This means that if you and your common-law partner meet either of these criteria, then under Ontario law, you are considered to be “spouses” who are obliged to financially support each other once your relationship ends.
2. Common Law as it Relates to Property Division
When it comes time to divide property, being in a common-law relationship makes things a little more complicated. Property division is dictated not so much by how long you have been living together, but rather by the nature of your relationship – and the mutual investment you each made – while you were cohabiting.
Unlike married couples, for whom the equal-division regime under the Ontario Family Law Act governs, unmarried partners who choose to separate have no equivalent legislation to protect them. So if you were in a common-law relationship that has now ended, you do not have the same rights as married spouses in connection with equally dividing up the property you may own. Instead, you must rely on certain legal tests that the courts will apply to your situation, to try to achieve a fair result.
The first step involves the court looking at whether you and your common-law partner have what is called a “joint family venture” together, meaning one where each of you contributed or worked towards a broader family goal.
To illustrate, let’s say you and your partner established a successful business while you were living together, but it was only made possible because you took on the childcare or household duties that allowed your partner to work long hours. Even though you do not have a legal ownership interest in the business, you may be able to ask the court to compensate you for being unable to work and earn income. The Court can do this by either making a court Order that divides the asset more fairly, or else by awarding you money for your efforts.
To prove that a “joint family venture” existed, you must show:
- Mutual effort. Did you and your partner exert mutual efforts and work collaboratively towards common goals? Did you see your relationship as being equivalent to marriage?
- Intertwined economic interest. Were your economic interests intertwined, or were you economically independent? Did you pool your resources and make joint investments?
- Did you both intend to participate in a joint family venture? Did you identify yourselves as common-law partners, for example on your income tax returns?
- To what extent was family a priority to each of you, in your decision-making? Did you both make joint decisions, such as changing jobs or moving, for the sake of the family?
Identifying that the business was joint family venture is only the first step. The second one is to satisfy the Court that there was “unjust enrichment” that served to benefit your common-law partner, while operating to your own detriment.
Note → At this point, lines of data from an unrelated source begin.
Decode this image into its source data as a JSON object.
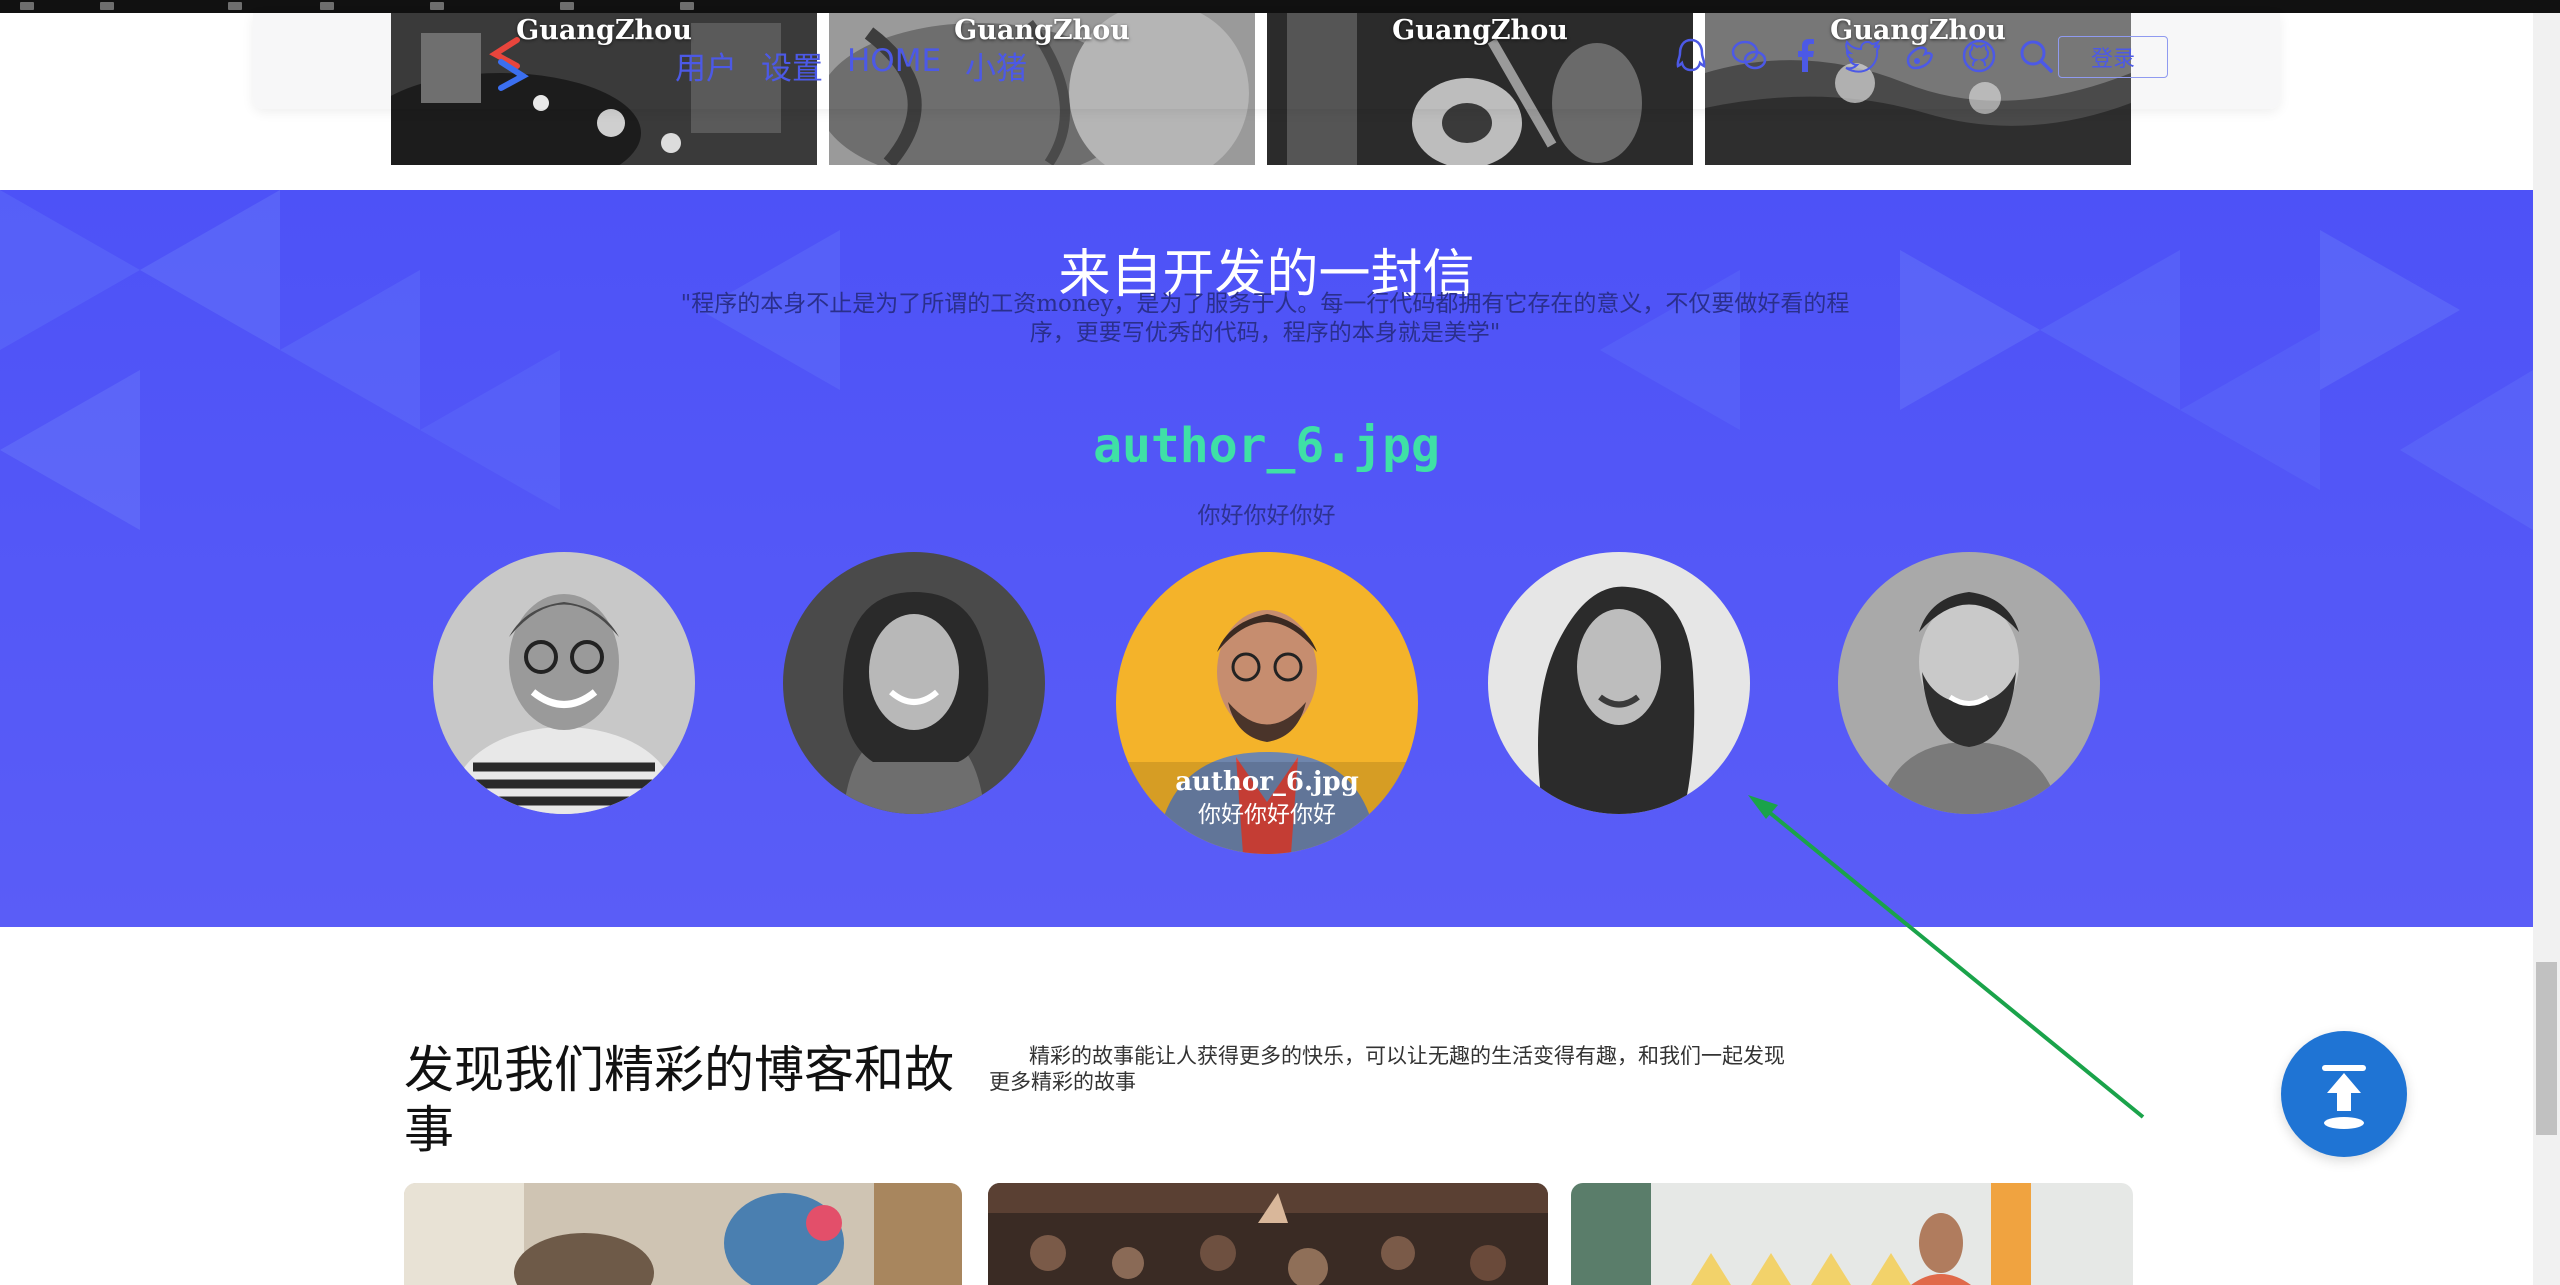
{
  "gallery": {
    "tiles": [
      {
        "caption": "GuangZhou"
      },
      {
        "caption": "GuangZhou"
      },
      {
        "caption": "GuangZhou"
      },
      {
        "caption": "GuangZhou"
      }
    ]
  },
  "nav": {
    "links": [
      {
        "label": "用户"
      },
      {
        "label": "设置"
      },
      {
        "label": "HOME"
      },
      {
        "label": "小猪"
      }
    ],
    "icons": [
      "qq-icon",
      "wechat-icon",
      "facebook-icon",
      "twitter-icon",
      "weibo-icon",
      "github-icon",
      "search-icon"
    ],
    "login_label": "登录"
  },
  "hero": {
    "title": "来自开发的一封信",
    "quote": "\"程序的本身不止是为了所谓的工资money，是为了服务于人。每一行代码都拥有它存在的意义，不仅要做好看的程序，更要写优秀的代码，程序的本身就是美学\"",
    "name": "author_6.jpg",
    "subtitle": "你好你好你好",
    "active_avatar": {
      "caption_name": "author_6.jpg",
      "caption_sub": "你好你好你好"
    }
  },
  "blog": {
    "heading": "发现我们精彩的博客和故事",
    "description": "精彩的故事能让人获得更多的快乐，可以让无趣的生活变得有趣，和我们一起发现更多精彩的故事"
  },
  "colors": {
    "hero_bg": "#5055f7",
    "accent_green": "#3fe0a6",
    "nav_link": "#4c59e6",
    "back_top": "#1f74d4",
    "annotation_arrow": "#1aa34a"
  }
}
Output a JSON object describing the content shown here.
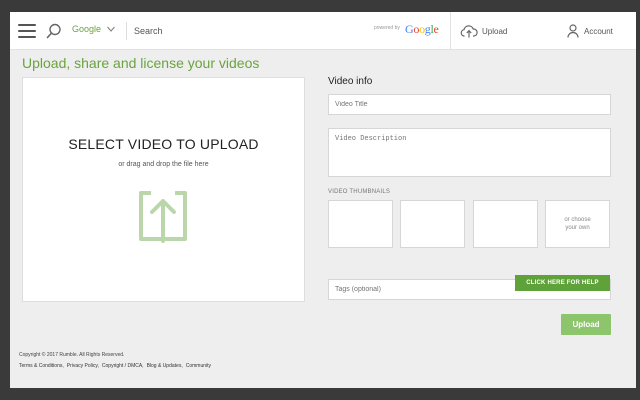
{
  "header": {
    "search_engine": "Google",
    "search_placeholder": "Search",
    "powered_by": "powered by",
    "google_logo_letters": [
      "G",
      "o",
      "o",
      "g",
      "l",
      "e"
    ],
    "google_logo_colors": [
      "#4285f4",
      "#ea4335",
      "#fbbc05",
      "#4285f4",
      "#34a853",
      "#ea4335"
    ],
    "upload_label": "Upload",
    "account_label": "Account"
  },
  "page_title": "Upload, share and license your videos",
  "dropzone": {
    "title": "SELECT VIDEO TO UPLOAD",
    "subtitle": "or drag and drop the file here"
  },
  "form": {
    "section_title": "Video info",
    "title_placeholder": "Video Title",
    "description_placeholder": "Video Description",
    "thumbnails_label": "VIDEO THUMBNAILS",
    "choose_own_label": "or choose your own",
    "tags_placeholder": "Tags (optional)",
    "help_button": "CLICK HERE FOR HELP",
    "upload_button": "Upload"
  },
  "footer": {
    "copyright": "Copyright © 2017 Rumble. All Rights Reserved.",
    "links": [
      "Terms & Conditions,",
      "Privacy Policy,",
      "Copyright / DMCA,",
      "Blog & Updates,",
      "Community"
    ]
  },
  "colors": {
    "accent_green": "#6aa33f",
    "help_button_bg": "#5fa23a",
    "upload_button_bg": "#8cc56b",
    "upload_icon": "#bcd6ab"
  },
  "icons": [
    "menu-icon",
    "search-icon",
    "chevron-down-icon",
    "cloud-upload-icon",
    "user-icon",
    "upload-arrow-icon"
  ]
}
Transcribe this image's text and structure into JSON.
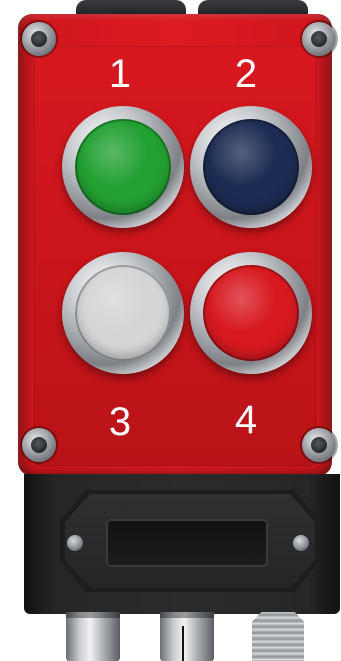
{
  "device": {
    "buttons": [
      {
        "number": "1",
        "color": "#23a032"
      },
      {
        "number": "2",
        "color": "#1c2c52"
      },
      {
        "number": "3",
        "color": "#d4d5d7"
      },
      {
        "number": "4",
        "color": "#d71920"
      }
    ],
    "housing_color": "#d0161d",
    "lower_body_color": "#2a2a2a"
  }
}
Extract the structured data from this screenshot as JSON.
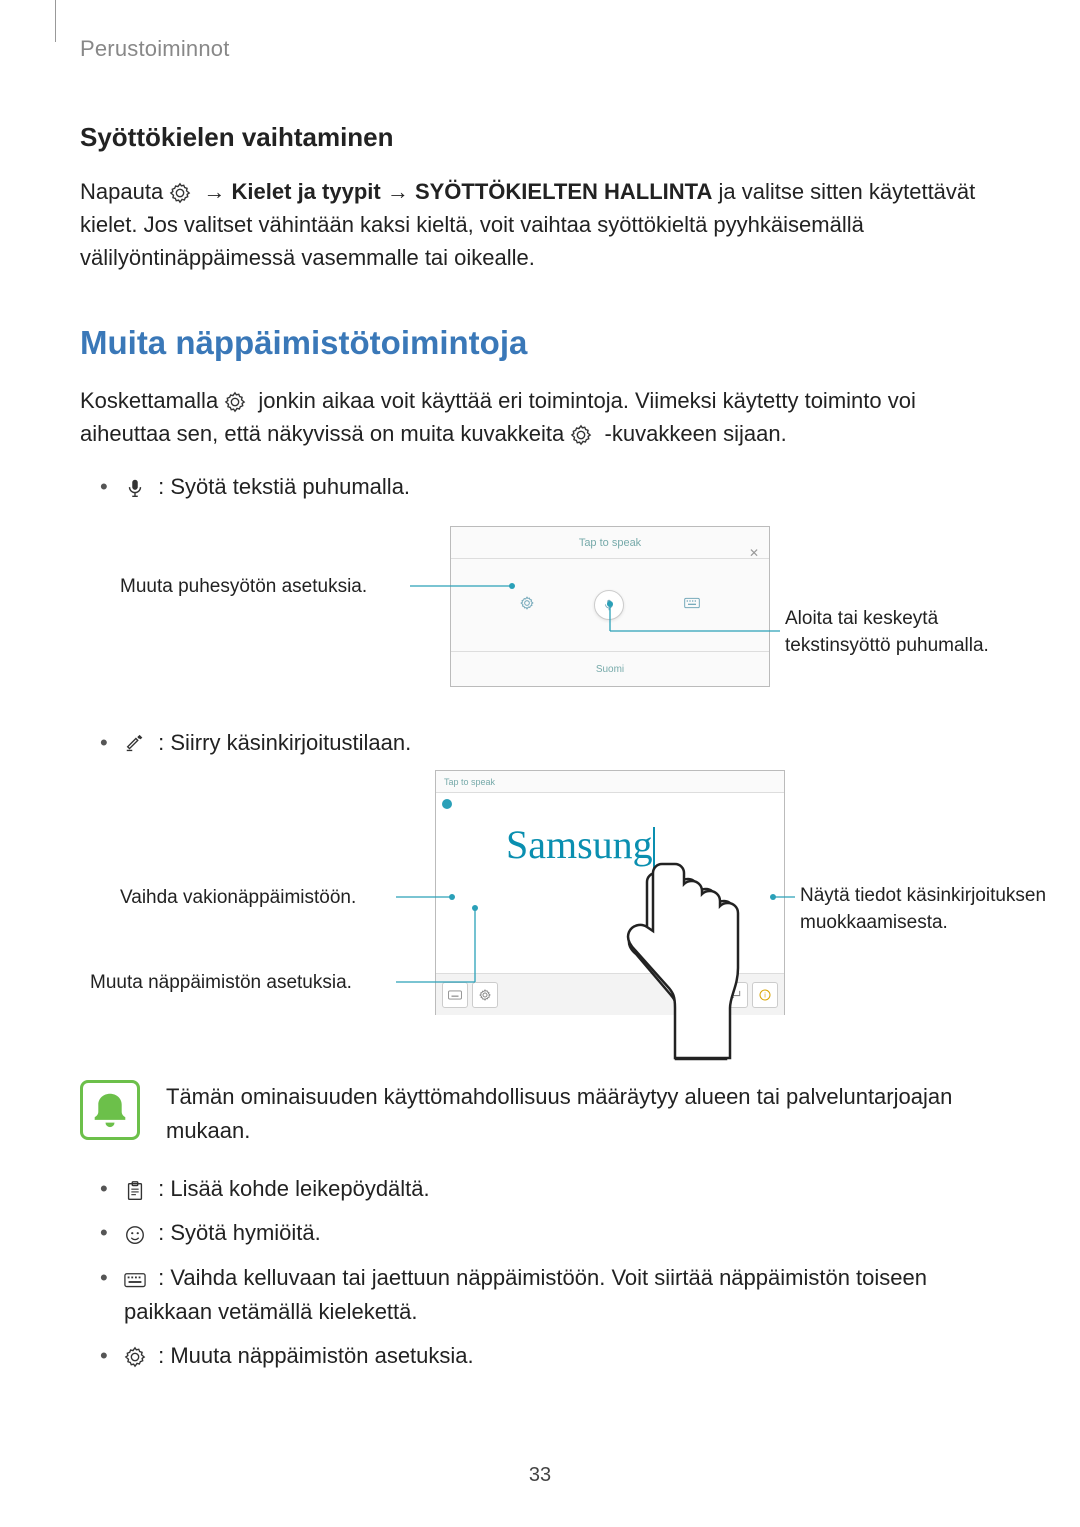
{
  "header": "Perustoiminnot",
  "sub_heading": "Syöttökielen vaihtaminen",
  "p1_a": "Napauta ",
  "p1_b": " → ",
  "p1_bold1": "Kielet ja tyypit",
  "p1_c": " → ",
  "p1_bold2": "SYÖTTÖKIELTEN HALLINTA",
  "p1_d": " ja valitse sitten käytettävät kielet. Jos valitset vähintään kaksi kieltä, voit vaihtaa syöttökieltä pyyhkäisemällä välilyöntinäppäimessä vasemmalle tai oikealle.",
  "section_heading": "Muita näppäimistötoimintoja",
  "p2_a": "Koskettamalla ",
  "p2_b": " jonkin aikaa voit käyttää eri toimintoja. Viimeksi käytetty toiminto voi aiheuttaa sen, että näkyvissä on muita kuvakkeita ",
  "p2_c": "-kuvakkeen sijaan.",
  "li_voice": " : Syötä tekstiä puhumalla.",
  "voice_panel": {
    "top": "Tap to speak",
    "bottom": "Suomi"
  },
  "callouts": {
    "voice_left": "Muuta puhesyötön asetuksia.",
    "voice_right": "Aloita tai keskeytä tekstinsyöttö puhumalla."
  },
  "li_hw": " : Siirry käsinkirjoitustilaan.",
  "hw_panel": {
    "top": "Tap to speak",
    "text": "Samsung"
  },
  "callouts2": {
    "hw_left_top": "Vaihda vakionäppäimistöön.",
    "hw_left_bot": "Muuta näppäimistön asetuksia.",
    "hw_right": "Näytä tiedot käsinkirjoituksen muokkaamisesta."
  },
  "note": "Tämän ominaisuuden käyttömahdollisuus määräytyy alueen tai palveluntarjoajan mukaan.",
  "li_clip": " : Lisää kohde leikepöydältä.",
  "li_emoji": " : Syötä hymiöitä.",
  "li_float": " : Vaihda kelluvaan tai jaettuun näppäimistöön. Voit siirtää näppäimistön toiseen paikkaan vetämällä kielekettä.",
  "li_settings": " : Muuta näppäimistön asetuksia.",
  "page_number": "33"
}
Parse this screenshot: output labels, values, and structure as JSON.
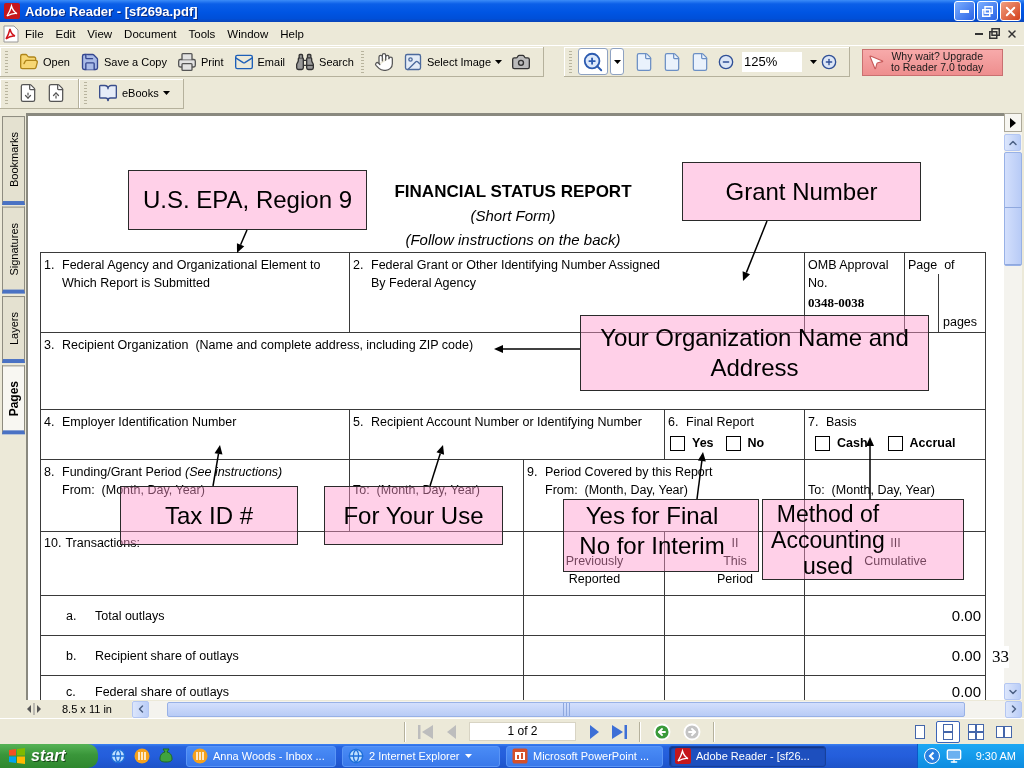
{
  "window": {
    "title": "Adobe Reader - [sf269a.pdf]"
  },
  "menu": [
    "File",
    "Edit",
    "View",
    "Document",
    "Tools",
    "Window",
    "Help"
  ],
  "toolbar": {
    "file_tools": [
      "Open",
      "Save a Copy",
      "Print",
      "Email",
      "Search"
    ],
    "select_tool": "Select Image",
    "zoom_tool": {
      "selected": true
    },
    "zoom": "125%",
    "upgrade": "Why wait? Upgrade\nto Reader 7.0 today"
  },
  "toolbar_2": {
    "ebooks": "eBooks"
  },
  "side_tabs": [
    {
      "label": "Bookmarks",
      "selected": false
    },
    {
      "label": "Signatures",
      "selected": false
    },
    {
      "label": "Layers",
      "selected": false
    },
    {
      "label": "Pages",
      "selected": true
    }
  ],
  "form": {
    "title": "FINANCIAL STATUS REPORT",
    "subtitle": "(Short Form)",
    "note": "(Follow instructions on the back)",
    "agency": {
      "number": "1.",
      "label": "Federal Agency and Organizational Element to Which Report is Submitted"
    },
    "grant": {
      "number": "2.",
      "label": "Federal Grant or Other Identifying Number Assigned By Federal Agency"
    },
    "omb": {
      "label": "OMB Approval No.",
      "value": "0348-0038"
    },
    "pages": {
      "label": "Page  of",
      "unit": "pages"
    },
    "recipient": {
      "number": "3.",
      "label": "Recipient Organization  (Name and complete address, including ZIP code)"
    },
    "employer_id": {
      "number": "4.",
      "label": "Employer Identification Number"
    },
    "account": {
      "number": "5.",
      "label": "Recipient Account Number or Identifying Number"
    },
    "final_report": {
      "number": "6.",
      "label": "Final Report",
      "options": [
        {
          "label": "Yes",
          "checked": false
        },
        {
          "label": "No",
          "checked": false
        }
      ]
    },
    "basis": {
      "number": "7.",
      "label": "Basis",
      "options": [
        {
          "label": "Cash",
          "checked": false
        },
        {
          "label": "Accrual",
          "checked": false
        }
      ]
    },
    "funding_period": {
      "number": "8.",
      "label": "Funding/Grant Period *(See instructions)*",
      "from": "From:  (Month, Day, Year)",
      "to": "To:  (Month, Day, Year)"
    },
    "report_period": {
      "number": "9.",
      "label": "Period Covered by this Report",
      "from": "From:  (Month, Day, Year)",
      "to": "To:  (Month, Day, Year)"
    },
    "transactions": {
      "number": "10.",
      "label": "Transactions:",
      "columns": [
        {
          "label": "Previously Reported"
        },
        {
          "numeral": "II",
          "label": "This Period"
        },
        {
          "numeral": "III",
          "label": "Cumulative"
        }
      ],
      "rows": [
        {
          "letter": "a.",
          "label": "Total outlays",
          "cumulative": "0.00"
        },
        {
          "letter": "b.",
          "label": "Recipient share of outlays",
          "cumulative": "0.00"
        },
        {
          "letter": "c.",
          "label": "Federal share of outlays",
          "cumulative": "0.00"
        }
      ]
    }
  },
  "callouts": [
    {
      "text": "U.S. EPA, Region 9"
    },
    {
      "text": "Grant Number"
    },
    {
      "text": "Your Organization Name and Address"
    },
    {
      "text": "Tax ID #"
    },
    {
      "text": "For Your Use"
    },
    {
      "text": "Yes for Final No for Interim"
    },
    {
      "text": "Method of Accounting used"
    }
  ],
  "slide_number": "33",
  "page_size": "8.5 x 11 in",
  "navigation": {
    "page": "1 of 2",
    "nav_buttons": [
      {
        "disabled": true
      },
      {
        "disabled": true
      },
      {
        "disabled": false
      },
      {
        "disabled": false
      }
    ],
    "history_buttons": [
      {
        "disabled": false
      },
      {
        "disabled": true
      }
    ],
    "view_modes": [
      {
        "selected": false
      },
      {
        "selected": true
      },
      {
        "selected": false
      },
      {
        "selected": false
      }
    ]
  },
  "taskbar": {
    "start": "start",
    "tasks": [
      {
        "label": "Anna Woods - Inbox ...",
        "kind": "window",
        "selected": false
      },
      {
        "label": "2 Internet Explorer",
        "kind": "group",
        "selected": false
      },
      {
        "label": "Microsoft PowerPoint ...",
        "kind": "window",
        "selected": false
      },
      {
        "label": "Adobe Reader - [sf26...",
        "kind": "window",
        "selected": true
      }
    ],
    "clock": "9:30 AM"
  }
}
You must prove:
- You and your partner were in a “joint family venture” in connection with the business,
- Your contribution to that venture enriched your partner,
- Your contribution gave rise to you suffering a corresponding deprivation,
- There is no legal reason to enrich your spouse (e.g. there is no contract, inheritance or gift that gave rise to the enrichment), and
- Without a court order, your partner would otherwise keep a disproportionate share of the joint family venture’s profits.
If all of those elements have been proven, then the Court may see fit to award you monetary damages, either on a fee-for-service basis, or else by first putting a dollar-value on the joint family venture. Or, if damages are insufficient, the Court may declare that the joint family venture is impressed with what is called a “constructive trust” in your favour.
Generally speaking, the longer your common-law relationship, the more likely you may be able to succeed in establishing a constructive trust; however, this is always decided on a case-by-case basis.
3. The Bottom Line
If you are in a common-law relationship and decide to separate, your legal rights are context-specific, and much less straightforward than if you and your partner were formally married. If you find yourself in this situation, this makes it all the more important for you to get good legal advice.
 Under s. 19 of the Family Law Act, R.S.O. 1990, c. F.3
 Kerr v. Baranow, 2011 SCC 10 (CanLII)
 Martin v. Sansome, 2014 ONCA 14 (CanLII)